Exercise instructions
Would you output the listing exactly, with every image omitted?

Excerpted records
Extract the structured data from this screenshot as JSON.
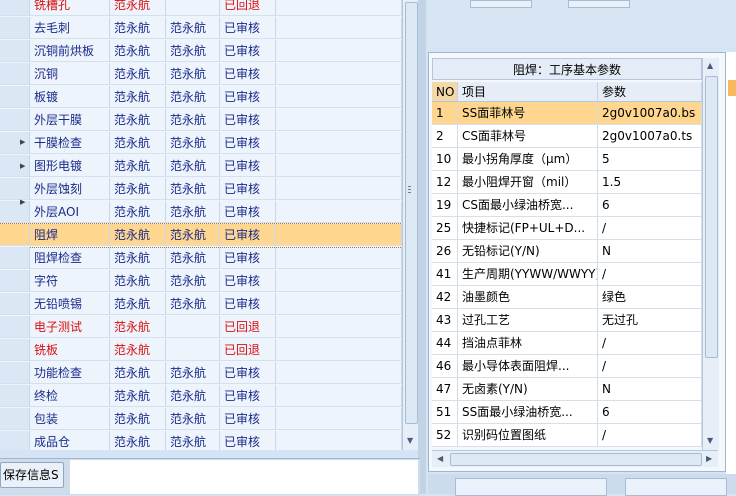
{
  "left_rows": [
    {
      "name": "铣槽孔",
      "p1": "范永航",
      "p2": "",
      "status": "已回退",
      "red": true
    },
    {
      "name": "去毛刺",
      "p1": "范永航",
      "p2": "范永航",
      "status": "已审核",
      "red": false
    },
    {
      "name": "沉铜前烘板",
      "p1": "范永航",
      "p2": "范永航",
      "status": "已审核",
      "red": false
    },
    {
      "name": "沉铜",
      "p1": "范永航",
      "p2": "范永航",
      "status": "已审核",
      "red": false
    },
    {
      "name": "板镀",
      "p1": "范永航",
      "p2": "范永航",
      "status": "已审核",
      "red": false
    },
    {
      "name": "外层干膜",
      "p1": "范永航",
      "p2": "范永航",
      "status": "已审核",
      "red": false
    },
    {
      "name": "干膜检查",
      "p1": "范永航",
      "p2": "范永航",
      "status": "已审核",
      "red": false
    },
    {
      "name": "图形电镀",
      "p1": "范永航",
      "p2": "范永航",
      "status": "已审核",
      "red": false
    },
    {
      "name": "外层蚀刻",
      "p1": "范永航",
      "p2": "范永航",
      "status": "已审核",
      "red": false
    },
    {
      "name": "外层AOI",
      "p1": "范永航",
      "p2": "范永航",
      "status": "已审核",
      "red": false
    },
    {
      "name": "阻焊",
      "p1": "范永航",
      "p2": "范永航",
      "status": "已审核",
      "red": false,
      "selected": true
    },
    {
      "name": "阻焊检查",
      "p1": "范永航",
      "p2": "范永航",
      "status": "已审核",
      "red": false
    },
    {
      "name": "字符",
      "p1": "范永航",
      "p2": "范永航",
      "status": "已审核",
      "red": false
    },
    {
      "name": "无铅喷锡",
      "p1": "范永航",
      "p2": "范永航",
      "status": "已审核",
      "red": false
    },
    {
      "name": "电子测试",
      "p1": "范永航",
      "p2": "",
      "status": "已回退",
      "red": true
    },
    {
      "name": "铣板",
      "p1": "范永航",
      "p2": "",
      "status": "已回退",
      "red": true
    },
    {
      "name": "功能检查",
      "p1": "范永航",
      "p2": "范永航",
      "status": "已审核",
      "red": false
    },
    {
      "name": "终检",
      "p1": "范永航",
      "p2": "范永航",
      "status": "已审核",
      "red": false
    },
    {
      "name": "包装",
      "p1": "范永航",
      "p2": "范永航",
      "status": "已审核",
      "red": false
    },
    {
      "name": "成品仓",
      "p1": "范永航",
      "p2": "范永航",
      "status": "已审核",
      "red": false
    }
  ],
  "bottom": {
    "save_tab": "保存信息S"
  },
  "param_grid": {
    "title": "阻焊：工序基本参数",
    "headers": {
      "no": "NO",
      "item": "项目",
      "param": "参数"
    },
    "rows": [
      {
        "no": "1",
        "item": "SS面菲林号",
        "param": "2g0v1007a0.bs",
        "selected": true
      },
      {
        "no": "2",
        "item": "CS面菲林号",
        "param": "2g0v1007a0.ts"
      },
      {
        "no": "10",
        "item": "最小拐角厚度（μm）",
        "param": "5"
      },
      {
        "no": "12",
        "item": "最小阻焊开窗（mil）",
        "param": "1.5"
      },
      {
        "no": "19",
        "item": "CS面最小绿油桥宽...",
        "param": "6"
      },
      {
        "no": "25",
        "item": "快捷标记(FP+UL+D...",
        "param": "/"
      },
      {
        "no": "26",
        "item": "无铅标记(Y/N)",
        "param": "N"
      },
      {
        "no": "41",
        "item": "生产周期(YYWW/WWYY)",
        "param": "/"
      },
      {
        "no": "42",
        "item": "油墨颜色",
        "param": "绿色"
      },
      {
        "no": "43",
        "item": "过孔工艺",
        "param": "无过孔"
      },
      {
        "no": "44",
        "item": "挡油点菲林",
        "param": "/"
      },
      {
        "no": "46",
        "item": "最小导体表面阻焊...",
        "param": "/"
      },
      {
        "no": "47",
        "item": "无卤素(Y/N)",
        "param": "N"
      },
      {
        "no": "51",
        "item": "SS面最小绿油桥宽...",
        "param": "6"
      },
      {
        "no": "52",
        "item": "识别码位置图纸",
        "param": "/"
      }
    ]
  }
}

Solution to this problem
Extract the structured data from this screenshot as JSON.
{
  "left_rows": [
    {
      "name": "铣槽孔",
      "p1": "范永航",
      "p2": "",
      "status": "已回退",
      "red": true
    },
    {
      "name": "去毛刺",
      "p1": "范永航",
      "p2": "范永航",
      "status": "已审核",
      "red": false
    },
    {
      "name": "沉铜前烘板",
      "p1": "范永航",
      "p2": "范永航",
      "status": "已审核",
      "red": false
    },
    {
      "name": "沉铜",
      "p1": "范永航",
      "p2": "范永航",
      "status": "已审核",
      "red": false
    },
    {
      "name": "板镀",
      "p1": "范永航",
      "p2": "范永航",
      "status": "已审核",
      "red": false
    },
    {
      "name": "外层干膜",
      "p1": "范永航",
      "p2": "范永航",
      "status": "已审核",
      "red": false
    },
    {
      "name": "干膜检查",
      "p1": "范永航",
      "p2": "范永航",
      "status": "已审核",
      "red": false
    },
    {
      "name": "图形电镀",
      "p1": "范永航",
      "p2": "范永航",
      "status": "已审核",
      "red": false
    },
    {
      "name": "外层蚀刻",
      "p1": "范永航",
      "p2": "范永航",
      "status": "已审核",
      "red": false
    },
    {
      "name": "外层AOI",
      "p1": "范永航",
      "p2": "范永航",
      "status": "已审核",
      "red": false
    },
    {
      "name": "阻焊",
      "p1": "范永航",
      "p2": "范永航",
      "status": "已审核",
      "red": false,
      "selected": true
    },
    {
      "name": "阻焊检查",
      "p1": "范永航",
      "p2": "范永航",
      "status": "已审核",
      "red": false
    },
    {
      "name": "字符",
      "p1": "范永航",
      "p2": "范永航",
      "status": "已审核",
      "red": false
    },
    {
      "name": "无铅喷锡",
      "p1": "范永航",
      "p2": "范永航",
      "status": "已审核",
      "red": false
    },
    {
      "name": "电子测试",
      "p1": "范永航",
      "p2": "",
      "status": "已回退",
      "red": true
    },
    {
      "name": "铣板",
      "p1": "范永航",
      "p2": "",
      "status": "已回退",
      "red": true
    },
    {
      "name": "功能检查",
      "p1": "范永航",
      "p2": "范永航",
      "status": "已审核",
      "red": false
    },
    {
      "name": "终检",
      "p1": "范永航",
      "p2": "范永航",
      "status": "已审核",
      "red": false
    },
    {
      "name": "包装",
      "p1": "范永航",
      "p2": "范永航",
      "status": "已审核",
      "red": false
    },
    {
      "name": "成品仓",
      "p1": "范永航",
      "p2": "范永航",
      "status": "已审核",
      "red": false
    }
  ],
  "bottom": {
    "save_tab": "保存信息S"
  },
  "param_grid": {
    "title": "阻焊：工序基本参数",
    "headers": {
      "no": "NO",
      "item": "项目",
      "param": "参数"
    },
    "rows": [
      {
        "no": "1",
        "item": "SS面菲林号",
        "param": "2g0v1007a0.bs",
        "selected": true
      },
      {
        "no": "2",
        "item": "CS面菲林号",
        "param": "2g0v1007a0.ts"
      },
      {
        "no": "10",
        "item": "最小拐角厚度（μm）",
        "param": "5"
      },
      {
        "no": "12",
        "item": "最小阻焊开窗（mil）",
        "param": "1.5"
      },
      {
        "no": "19",
        "item": "CS面最小绿油桥宽...",
        "param": "6"
      },
      {
        "no": "25",
        "item": "快捷标记(FP+UL+D...",
        "param": "/"
      },
      {
        "no": "26",
        "item": "无铅标记(Y/N)",
        "param": "N"
      },
      {
        "no": "41",
        "item": "生产周期(YYWW/WWYY)",
        "param": "/"
      },
      {
        "no": "42",
        "item": "油墨颜色",
        "param": "绿色"
      },
      {
        "no": "43",
        "item": "过孔工艺",
        "param": "无过孔"
      },
      {
        "no": "44",
        "item": "挡油点菲林",
        "param": "/"
      },
      {
        "no": "46",
        "item": "最小导体表面阻焊...",
        "param": "/"
      },
      {
        "no": "47",
        "item": "无卤素(Y/N)",
        "param": "N"
      },
      {
        "no": "51",
        "item": "SS面最小绿油桥宽...",
        "param": "6"
      },
      {
        "no": "52",
        "item": "识别码位置图纸",
        "param": "/"
      }
    ]
  }
}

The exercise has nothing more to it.